Workload in institutes of technology
Madam, – We are most perturbed by the text of an anonymous letter reproduced in the Teacher’s Pet column (Education Today, September 28th).
The workload and calibre of lecturers in institutes of technology (IoTs) compares very favourably with lecturers elsewhere, be it nationally or internationally. Lecturers in IoTs are generally recruited with a master’s and PhD degrees, as they are in universities; they teach 16 to 18 hours per week against an international norm of around 10 and a recently revealed national norm for certain universities of six.
A lecturing hour, particularly at honours degree and master’s level, requires up to four hours in preparation and administration time. In addition, lecturers have a list of over 20 other items of academic responsibility in their job specification, including research, course development and planning, along with devising all relevant syllabi on an on-going basis, extensive student continuous and final assessment, which involves setting and correction of all examinations. Many institutes carry out extensive applied research, where academic staff supervise master’s and PhD students and acquit themselves well by comparison with other higher education institutes, even on a tiny share of the overall available research funding.
Anyone with passing acquaintance with the assessment regime in the institutes would realise that examinations in the trades, for example, are conducted in June, not May.
I suspect that heads of school, who are charged, inter alia, with timetabling highly complex programmes that cater for hugely increased student numbers at a time of very sharp cuts in staffing, will be wryly amused by the frankly daft characterisation of them as having a six-month year.
The portrayal by the anonymous academic denigrates institutes of technology, their staff and the huge number of students attending these colleges.

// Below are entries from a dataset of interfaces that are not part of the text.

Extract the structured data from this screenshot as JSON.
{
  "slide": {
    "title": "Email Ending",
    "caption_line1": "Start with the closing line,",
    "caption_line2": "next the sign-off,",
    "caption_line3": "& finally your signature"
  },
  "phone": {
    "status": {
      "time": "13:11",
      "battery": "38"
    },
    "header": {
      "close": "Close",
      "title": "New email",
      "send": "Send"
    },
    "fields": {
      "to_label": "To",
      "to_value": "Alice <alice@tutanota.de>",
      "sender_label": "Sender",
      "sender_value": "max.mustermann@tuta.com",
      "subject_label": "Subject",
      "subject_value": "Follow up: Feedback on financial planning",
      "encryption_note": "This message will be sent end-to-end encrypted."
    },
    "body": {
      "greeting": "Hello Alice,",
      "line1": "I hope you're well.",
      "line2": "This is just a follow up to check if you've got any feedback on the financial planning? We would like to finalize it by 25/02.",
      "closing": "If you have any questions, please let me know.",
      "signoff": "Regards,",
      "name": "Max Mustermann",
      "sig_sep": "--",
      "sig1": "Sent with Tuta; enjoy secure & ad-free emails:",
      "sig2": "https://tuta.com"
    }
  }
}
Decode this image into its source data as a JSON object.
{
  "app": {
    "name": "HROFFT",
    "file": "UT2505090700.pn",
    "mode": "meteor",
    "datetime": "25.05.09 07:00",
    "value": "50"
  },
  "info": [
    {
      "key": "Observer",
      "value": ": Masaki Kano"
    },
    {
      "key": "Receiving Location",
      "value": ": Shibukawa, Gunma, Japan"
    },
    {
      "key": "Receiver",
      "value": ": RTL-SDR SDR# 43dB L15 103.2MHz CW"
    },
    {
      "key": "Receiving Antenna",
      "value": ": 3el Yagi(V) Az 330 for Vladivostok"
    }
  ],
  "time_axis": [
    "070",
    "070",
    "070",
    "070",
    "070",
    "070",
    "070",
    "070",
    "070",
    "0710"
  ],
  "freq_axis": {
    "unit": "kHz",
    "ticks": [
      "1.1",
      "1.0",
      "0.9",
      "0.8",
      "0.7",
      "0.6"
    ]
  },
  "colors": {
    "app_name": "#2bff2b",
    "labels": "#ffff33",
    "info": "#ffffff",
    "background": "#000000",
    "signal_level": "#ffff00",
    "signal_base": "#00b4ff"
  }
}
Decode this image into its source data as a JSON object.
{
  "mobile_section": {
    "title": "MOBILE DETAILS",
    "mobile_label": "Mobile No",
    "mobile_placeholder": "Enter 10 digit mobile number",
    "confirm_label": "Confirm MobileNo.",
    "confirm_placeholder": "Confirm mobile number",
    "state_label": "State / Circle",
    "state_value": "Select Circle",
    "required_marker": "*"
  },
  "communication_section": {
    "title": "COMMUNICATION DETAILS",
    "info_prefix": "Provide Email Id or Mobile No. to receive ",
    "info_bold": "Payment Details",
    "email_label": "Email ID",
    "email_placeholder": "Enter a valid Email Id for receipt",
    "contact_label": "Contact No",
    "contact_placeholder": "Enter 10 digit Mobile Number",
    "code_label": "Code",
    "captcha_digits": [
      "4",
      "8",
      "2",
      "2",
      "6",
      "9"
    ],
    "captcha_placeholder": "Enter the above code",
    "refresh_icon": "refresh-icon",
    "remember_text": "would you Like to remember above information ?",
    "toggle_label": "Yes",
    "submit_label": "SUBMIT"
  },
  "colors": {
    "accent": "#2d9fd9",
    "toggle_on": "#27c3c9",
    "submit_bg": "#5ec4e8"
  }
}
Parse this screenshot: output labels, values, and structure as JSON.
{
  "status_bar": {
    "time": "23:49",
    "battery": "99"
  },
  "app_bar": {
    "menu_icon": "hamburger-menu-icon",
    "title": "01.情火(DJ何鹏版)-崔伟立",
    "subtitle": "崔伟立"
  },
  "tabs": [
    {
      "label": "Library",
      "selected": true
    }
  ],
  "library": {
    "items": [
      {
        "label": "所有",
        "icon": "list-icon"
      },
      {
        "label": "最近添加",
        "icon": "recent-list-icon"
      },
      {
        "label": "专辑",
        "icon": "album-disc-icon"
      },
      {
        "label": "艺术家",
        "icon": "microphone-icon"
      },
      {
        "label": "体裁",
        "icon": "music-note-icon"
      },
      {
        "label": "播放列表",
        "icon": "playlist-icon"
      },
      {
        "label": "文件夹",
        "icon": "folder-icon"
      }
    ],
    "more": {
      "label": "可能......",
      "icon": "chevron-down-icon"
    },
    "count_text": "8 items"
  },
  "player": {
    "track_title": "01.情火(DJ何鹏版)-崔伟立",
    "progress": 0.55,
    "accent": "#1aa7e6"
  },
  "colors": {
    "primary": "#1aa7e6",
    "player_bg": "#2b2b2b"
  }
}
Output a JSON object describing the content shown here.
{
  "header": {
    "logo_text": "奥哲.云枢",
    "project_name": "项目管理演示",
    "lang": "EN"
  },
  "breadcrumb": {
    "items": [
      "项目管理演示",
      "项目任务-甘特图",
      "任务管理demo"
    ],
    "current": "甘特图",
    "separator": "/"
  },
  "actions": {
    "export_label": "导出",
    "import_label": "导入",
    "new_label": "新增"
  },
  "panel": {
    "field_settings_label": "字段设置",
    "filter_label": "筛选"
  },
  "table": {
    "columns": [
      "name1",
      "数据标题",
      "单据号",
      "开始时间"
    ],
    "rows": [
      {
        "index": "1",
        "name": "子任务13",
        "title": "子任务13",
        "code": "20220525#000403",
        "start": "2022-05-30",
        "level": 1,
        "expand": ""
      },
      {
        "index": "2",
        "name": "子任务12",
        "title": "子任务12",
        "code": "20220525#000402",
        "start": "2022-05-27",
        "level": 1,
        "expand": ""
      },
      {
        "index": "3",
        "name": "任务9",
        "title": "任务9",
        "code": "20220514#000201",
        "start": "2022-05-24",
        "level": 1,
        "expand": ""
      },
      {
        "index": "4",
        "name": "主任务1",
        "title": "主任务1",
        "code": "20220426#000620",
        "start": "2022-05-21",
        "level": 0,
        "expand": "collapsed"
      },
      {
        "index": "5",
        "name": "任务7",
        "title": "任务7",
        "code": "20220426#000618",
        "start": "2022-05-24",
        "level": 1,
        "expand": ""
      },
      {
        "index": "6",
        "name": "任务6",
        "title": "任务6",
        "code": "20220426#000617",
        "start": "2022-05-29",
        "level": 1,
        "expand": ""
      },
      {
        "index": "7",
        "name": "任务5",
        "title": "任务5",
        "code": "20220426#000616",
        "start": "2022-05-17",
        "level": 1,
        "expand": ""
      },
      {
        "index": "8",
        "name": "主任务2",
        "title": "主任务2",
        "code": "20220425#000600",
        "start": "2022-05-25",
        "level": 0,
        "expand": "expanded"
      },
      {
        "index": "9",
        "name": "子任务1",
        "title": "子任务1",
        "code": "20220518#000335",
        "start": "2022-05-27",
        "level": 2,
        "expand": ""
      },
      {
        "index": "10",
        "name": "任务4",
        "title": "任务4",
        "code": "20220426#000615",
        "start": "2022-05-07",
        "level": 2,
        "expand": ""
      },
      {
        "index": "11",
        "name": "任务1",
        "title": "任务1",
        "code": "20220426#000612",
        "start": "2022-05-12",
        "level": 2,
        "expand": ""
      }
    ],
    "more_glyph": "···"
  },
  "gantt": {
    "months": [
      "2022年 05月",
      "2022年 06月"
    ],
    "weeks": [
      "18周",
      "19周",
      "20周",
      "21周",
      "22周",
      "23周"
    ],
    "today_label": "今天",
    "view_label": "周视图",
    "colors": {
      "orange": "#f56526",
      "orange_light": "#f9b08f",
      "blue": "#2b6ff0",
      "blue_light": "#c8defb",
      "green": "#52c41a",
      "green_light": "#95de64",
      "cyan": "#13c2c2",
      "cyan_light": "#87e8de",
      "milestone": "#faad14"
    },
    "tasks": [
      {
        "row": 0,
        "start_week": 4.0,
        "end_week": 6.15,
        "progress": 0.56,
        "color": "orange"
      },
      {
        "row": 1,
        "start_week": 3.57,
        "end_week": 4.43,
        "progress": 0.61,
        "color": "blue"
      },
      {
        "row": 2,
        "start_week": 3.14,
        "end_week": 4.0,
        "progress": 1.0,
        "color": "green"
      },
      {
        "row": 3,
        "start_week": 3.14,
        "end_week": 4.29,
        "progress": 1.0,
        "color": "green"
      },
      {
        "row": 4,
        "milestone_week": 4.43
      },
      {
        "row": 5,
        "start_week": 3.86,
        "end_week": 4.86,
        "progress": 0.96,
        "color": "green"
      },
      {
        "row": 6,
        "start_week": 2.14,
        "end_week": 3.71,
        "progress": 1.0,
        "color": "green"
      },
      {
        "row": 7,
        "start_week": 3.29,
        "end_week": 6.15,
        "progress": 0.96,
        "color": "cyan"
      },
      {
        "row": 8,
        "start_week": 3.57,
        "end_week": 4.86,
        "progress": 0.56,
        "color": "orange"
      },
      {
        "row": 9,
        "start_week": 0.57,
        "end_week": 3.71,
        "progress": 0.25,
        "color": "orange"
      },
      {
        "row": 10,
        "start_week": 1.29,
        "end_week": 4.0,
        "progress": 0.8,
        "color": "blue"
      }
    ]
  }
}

I would be more than willing to debate the issues raised by the academic in a suitable forum in your newspaper, if of course they had courage enough in their convictions to cast aside the security blanket of anonymity. – Yours, etc,